My comment on the op-ed article The Times view on anti-Lukashenko protests: Minsk on the Brink in The Times, 24 August 2020.
This article’s analysis is carried out without understanding how Communism worked and continues to work.
Belarus is a Communist, totalitarian country. The alleged ‘opposition’ to Lukashenko’s rule come from similarly privileged Communist class as himself. This is phoney opposition. Communists in the countries of Eastern Europe implemented a model, in which there seem to be periodic upheavals, which do not lead to any substantial change, apart from superficial rhetoric and superficial symbolism. This is an agreed upon, staged conflict. It requires a bit longer span of attention to notice that, but it is pretty obvious. It also helps to have a knowledge and familiarity with realities of everyday life in Eastern Europe.
There is no life, no opportunities outside the regime.
Western media generally get it wrong. The presence of crowds on the streets does not mean that there is suddenly irrepressible desire to lead a just and honest life.

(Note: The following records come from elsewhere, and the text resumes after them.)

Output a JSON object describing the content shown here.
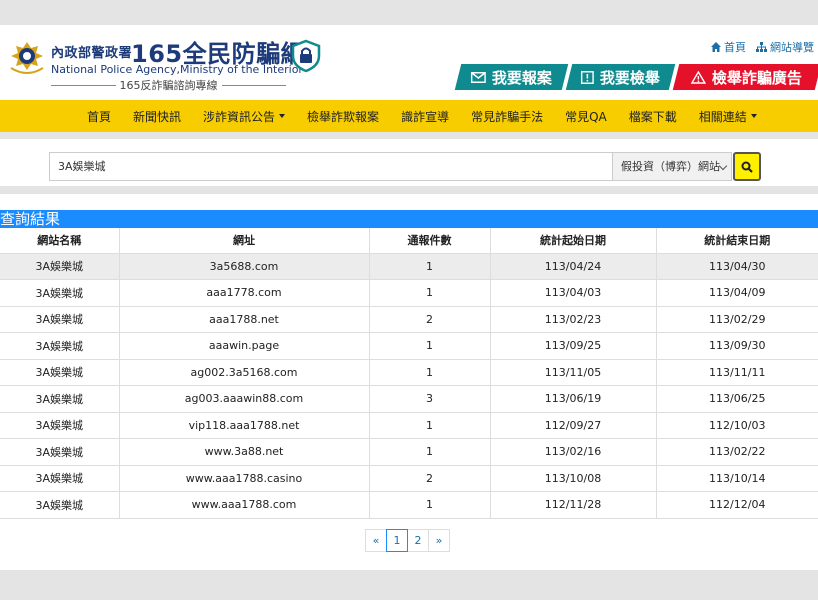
{
  "header": {
    "agency_cn": "內政部警政署",
    "site_name": "165全民防騙網",
    "agency_en": "National Police Agency,Ministry of the Interior",
    "hotline": "165反詐騙諮詢專線",
    "util_links": [
      {
        "label": "首頁",
        "icon": "home-icon"
      },
      {
        "label": "網站導覽",
        "icon": "sitemap-icon"
      }
    ],
    "cta": [
      {
        "label": "我要報案",
        "icon": "envelope-icon",
        "color": "#0f8a8e"
      },
      {
        "label": "我要檢舉",
        "icon": "exclamation-box-icon",
        "color": "#0f8a8e"
      },
      {
        "label": "檢舉詐騙廣告",
        "icon": "warning-triangle-icon",
        "color": "#e5102a"
      }
    ]
  },
  "nav": {
    "items": [
      {
        "label": "首頁",
        "dropdown": false
      },
      {
        "label": "新聞快訊",
        "dropdown": false
      },
      {
        "label": "涉詐資訊公告",
        "dropdown": true
      },
      {
        "label": "檢舉詐欺報案",
        "dropdown": false
      },
      {
        "label": "識詐宣導",
        "dropdown": false
      },
      {
        "label": "常見詐騙手法",
        "dropdown": false
      },
      {
        "label": "常見QA",
        "dropdown": false
      },
      {
        "label": "檔案下載",
        "dropdown": false
      },
      {
        "label": "相關連結",
        "dropdown": true
      }
    ],
    "bg_color": "#f7cd00"
  },
  "search": {
    "value": "3A娛樂城",
    "category": "假投資（博弈）網站"
  },
  "results": {
    "title": "查詢結果",
    "columns": [
      "網站名稱",
      "網址",
      "通報件數",
      "統計起始日期",
      "統計結束日期"
    ],
    "rows": [
      [
        "3A娛樂城",
        "3a5688.com",
        "1",
        "113/04/24",
        "113/04/30"
      ],
      [
        "3A娛樂城",
        "aaa1778.com",
        "1",
        "113/04/03",
        "113/04/09"
      ],
      [
        "3A娛樂城",
        "aaa1788.net",
        "2",
        "113/02/23",
        "113/02/29"
      ],
      [
        "3A娛樂城",
        "aaawin.page",
        "1",
        "113/09/25",
        "113/09/30"
      ],
      [
        "3A娛樂城",
        "ag002.3a5168.com",
        "1",
        "113/11/05",
        "113/11/11"
      ],
      [
        "3A娛樂城",
        "ag003.aaawin88.com",
        "3",
        "113/06/19",
        "113/06/25"
      ],
      [
        "3A娛樂城",
        "vip118.aaa1788.net",
        "1",
        "112/09/27",
        "112/10/03"
      ],
      [
        "3A娛樂城",
        "www.3a88.net",
        "1",
        "113/02/16",
        "113/02/22"
      ],
      [
        "3A娛樂城",
        "www.aaa1788.casino",
        "2",
        "113/10/08",
        "113/10/14"
      ],
      [
        "3A娛樂城",
        "www.aaa1788.com",
        "1",
        "112/11/28",
        "112/12/04"
      ]
    ]
  },
  "pagination": {
    "prev": "«",
    "pages": [
      "1",
      "2"
    ],
    "current": "1",
    "next": "»"
  }
}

To stop lying and pretending, to risk it all for democratic ideals. This crowd as opportunistic as ever.
You seriously underestimate the capacity of Communist regimes to fabricate fake conflicts and fake narrative. “Never tell truth when a lie will do”.
Poland experienced mass demonstrations and strikes forty years ago. I participated in a sit-in at the university in Toruń as a first-year chemistry student. It seemed that masses of people really wanted change. However, as years went by, it became more and more clear that those protests have been organized by the regime themselves. No Communists were harmed and have not suffered in any way. Quite the opposite.

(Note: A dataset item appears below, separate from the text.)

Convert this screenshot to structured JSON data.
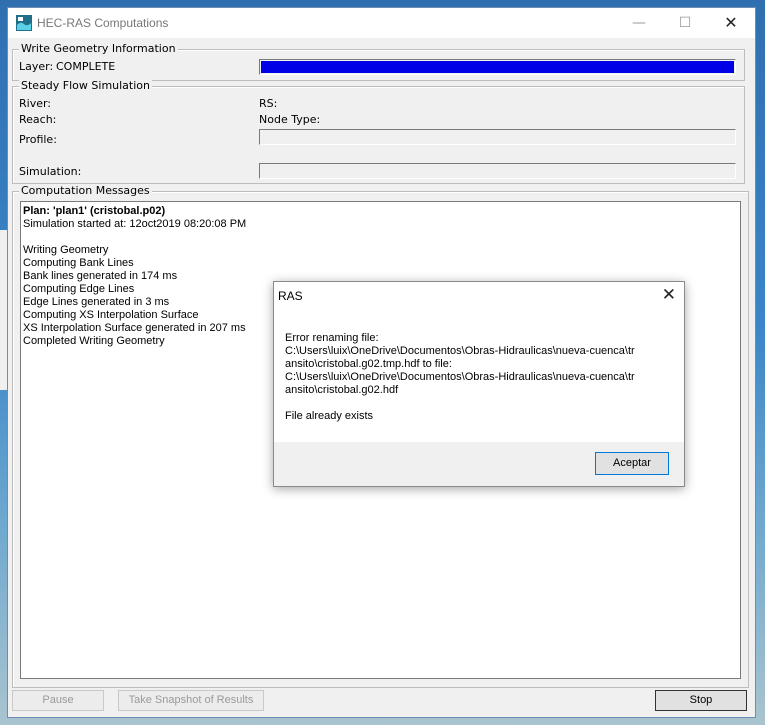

My wife Małgorzata Głuchowska and I were expelled from our jobs in 2015, from the State School of Music in Zielona Góra and from Adam Mickiewicz University in Poznań (LSB). We refused to lie and falsify state documents. We demanded truth, honesty, justice, dignity, human rights.
Now I am working as a shop assistant at a west London greengrocer’s. My pianist wife is unemployed in Poland. I have a PhD from a very good American university. I was happy to come to work at the Polish university with my own laptop (they didn’t want to buy me one). I paid for trips to conferences partly from my own pocket.
There is, however, one fundamental difference between us and the functionaries running state institutions in Poland. I am proud of my parents’ resistance to Communism. Real resistance. My father deserted from Communist army in January 1945. He was imprisoned in a concentration camp in northern Russia from 1945 to 1954. My mother was imprisoned from 1949 to 1956.
Communists have very long memory and very long hands.